A motley group of international aid bloggers, practitioners, and critics.

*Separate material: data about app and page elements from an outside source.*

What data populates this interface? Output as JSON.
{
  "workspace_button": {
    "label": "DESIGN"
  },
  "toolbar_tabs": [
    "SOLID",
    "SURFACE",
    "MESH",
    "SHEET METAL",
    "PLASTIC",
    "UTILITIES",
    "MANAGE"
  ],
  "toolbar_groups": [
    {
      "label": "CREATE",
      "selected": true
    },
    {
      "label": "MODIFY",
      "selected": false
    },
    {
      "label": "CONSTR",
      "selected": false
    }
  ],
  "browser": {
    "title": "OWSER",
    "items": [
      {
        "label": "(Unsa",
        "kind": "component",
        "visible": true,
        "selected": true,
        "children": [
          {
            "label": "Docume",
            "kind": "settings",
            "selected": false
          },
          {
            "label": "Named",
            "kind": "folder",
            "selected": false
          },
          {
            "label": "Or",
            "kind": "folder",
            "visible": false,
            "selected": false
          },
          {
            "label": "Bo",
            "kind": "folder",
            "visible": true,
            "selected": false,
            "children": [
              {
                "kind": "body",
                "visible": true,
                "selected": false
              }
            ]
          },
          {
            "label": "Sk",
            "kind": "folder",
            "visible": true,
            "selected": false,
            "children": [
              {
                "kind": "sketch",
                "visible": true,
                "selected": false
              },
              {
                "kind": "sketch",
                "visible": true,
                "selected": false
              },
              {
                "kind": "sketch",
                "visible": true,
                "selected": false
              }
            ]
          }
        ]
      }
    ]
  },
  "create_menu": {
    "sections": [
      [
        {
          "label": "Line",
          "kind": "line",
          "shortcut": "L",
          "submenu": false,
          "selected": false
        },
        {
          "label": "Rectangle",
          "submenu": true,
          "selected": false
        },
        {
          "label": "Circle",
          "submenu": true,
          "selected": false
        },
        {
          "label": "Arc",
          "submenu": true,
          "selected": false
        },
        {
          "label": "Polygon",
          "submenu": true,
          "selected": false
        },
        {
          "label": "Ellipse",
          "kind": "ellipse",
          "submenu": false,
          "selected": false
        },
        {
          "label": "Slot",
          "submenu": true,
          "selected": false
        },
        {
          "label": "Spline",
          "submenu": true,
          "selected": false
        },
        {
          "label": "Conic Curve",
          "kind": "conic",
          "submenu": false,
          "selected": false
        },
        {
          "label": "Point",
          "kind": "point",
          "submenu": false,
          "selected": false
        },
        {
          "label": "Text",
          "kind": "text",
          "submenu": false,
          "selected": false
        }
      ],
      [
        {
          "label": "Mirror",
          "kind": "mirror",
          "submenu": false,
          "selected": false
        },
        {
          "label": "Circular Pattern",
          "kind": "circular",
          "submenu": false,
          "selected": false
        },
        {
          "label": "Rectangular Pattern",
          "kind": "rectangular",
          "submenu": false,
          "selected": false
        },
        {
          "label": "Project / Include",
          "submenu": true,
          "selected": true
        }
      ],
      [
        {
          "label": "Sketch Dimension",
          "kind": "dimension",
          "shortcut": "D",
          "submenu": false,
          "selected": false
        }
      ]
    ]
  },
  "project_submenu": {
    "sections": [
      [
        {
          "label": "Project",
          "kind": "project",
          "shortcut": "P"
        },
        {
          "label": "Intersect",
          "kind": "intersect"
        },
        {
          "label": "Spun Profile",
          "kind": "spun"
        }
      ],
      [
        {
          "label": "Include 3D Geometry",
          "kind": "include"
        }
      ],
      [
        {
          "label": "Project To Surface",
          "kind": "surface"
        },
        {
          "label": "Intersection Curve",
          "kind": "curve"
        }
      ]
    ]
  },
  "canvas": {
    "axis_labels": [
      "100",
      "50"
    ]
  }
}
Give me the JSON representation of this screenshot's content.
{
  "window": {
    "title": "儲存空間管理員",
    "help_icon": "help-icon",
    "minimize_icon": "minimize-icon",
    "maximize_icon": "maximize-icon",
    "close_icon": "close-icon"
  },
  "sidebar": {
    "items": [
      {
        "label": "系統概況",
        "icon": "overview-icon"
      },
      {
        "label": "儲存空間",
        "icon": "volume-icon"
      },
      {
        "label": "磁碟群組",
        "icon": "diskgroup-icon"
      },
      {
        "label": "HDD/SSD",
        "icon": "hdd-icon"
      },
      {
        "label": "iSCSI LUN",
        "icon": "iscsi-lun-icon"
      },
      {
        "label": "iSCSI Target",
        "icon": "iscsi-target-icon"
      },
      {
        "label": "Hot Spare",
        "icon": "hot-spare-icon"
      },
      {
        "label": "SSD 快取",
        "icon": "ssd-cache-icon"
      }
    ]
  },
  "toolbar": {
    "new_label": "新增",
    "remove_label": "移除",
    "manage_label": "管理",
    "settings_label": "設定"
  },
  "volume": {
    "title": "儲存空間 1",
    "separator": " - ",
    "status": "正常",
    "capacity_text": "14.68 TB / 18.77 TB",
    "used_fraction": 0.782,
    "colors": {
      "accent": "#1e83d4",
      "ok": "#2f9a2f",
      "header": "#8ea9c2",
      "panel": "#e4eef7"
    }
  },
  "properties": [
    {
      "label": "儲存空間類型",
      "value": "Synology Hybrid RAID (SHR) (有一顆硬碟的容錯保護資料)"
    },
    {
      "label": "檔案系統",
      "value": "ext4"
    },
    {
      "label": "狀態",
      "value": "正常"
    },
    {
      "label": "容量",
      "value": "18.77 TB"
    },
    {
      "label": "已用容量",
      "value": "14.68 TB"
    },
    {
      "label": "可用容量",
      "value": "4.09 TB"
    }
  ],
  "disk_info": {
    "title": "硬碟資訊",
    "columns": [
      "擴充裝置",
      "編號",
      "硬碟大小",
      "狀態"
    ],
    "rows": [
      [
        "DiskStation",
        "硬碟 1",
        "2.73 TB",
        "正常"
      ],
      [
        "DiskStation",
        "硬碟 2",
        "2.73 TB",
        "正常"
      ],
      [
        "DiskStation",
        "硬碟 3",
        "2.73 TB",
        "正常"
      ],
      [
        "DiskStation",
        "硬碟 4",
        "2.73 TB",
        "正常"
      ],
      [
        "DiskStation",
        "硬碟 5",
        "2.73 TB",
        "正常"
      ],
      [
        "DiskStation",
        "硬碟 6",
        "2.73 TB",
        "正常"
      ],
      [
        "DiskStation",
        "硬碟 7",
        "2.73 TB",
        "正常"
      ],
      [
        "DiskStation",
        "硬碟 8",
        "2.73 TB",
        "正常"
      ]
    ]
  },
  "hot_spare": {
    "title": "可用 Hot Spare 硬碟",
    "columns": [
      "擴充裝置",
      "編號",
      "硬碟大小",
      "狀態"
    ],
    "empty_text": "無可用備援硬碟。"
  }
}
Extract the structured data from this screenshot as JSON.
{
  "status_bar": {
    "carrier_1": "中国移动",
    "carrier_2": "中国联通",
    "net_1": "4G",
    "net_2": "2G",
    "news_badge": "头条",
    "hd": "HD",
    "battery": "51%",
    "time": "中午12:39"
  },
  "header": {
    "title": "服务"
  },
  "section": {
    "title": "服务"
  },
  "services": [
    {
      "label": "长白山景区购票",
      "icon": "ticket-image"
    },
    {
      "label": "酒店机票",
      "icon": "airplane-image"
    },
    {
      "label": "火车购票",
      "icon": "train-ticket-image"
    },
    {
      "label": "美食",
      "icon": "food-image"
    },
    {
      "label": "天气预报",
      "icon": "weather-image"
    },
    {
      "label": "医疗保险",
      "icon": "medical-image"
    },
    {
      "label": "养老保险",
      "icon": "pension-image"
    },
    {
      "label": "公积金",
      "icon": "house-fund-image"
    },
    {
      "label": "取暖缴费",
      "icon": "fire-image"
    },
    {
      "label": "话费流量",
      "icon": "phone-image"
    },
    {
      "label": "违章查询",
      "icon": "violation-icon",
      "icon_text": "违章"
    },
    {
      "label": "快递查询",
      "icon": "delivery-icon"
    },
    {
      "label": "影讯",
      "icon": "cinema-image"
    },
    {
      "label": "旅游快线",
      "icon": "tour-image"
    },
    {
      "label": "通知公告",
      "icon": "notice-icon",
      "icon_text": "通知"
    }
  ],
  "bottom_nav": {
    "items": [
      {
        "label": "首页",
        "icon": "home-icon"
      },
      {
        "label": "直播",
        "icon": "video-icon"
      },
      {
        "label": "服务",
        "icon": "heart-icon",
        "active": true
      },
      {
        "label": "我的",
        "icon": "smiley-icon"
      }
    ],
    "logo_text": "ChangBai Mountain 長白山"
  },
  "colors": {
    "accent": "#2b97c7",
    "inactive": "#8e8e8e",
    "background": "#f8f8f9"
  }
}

Interested in impact, poverty, evidence, and throwing things off planes.
THOUGHTS FOR THE POST-2008 WORLD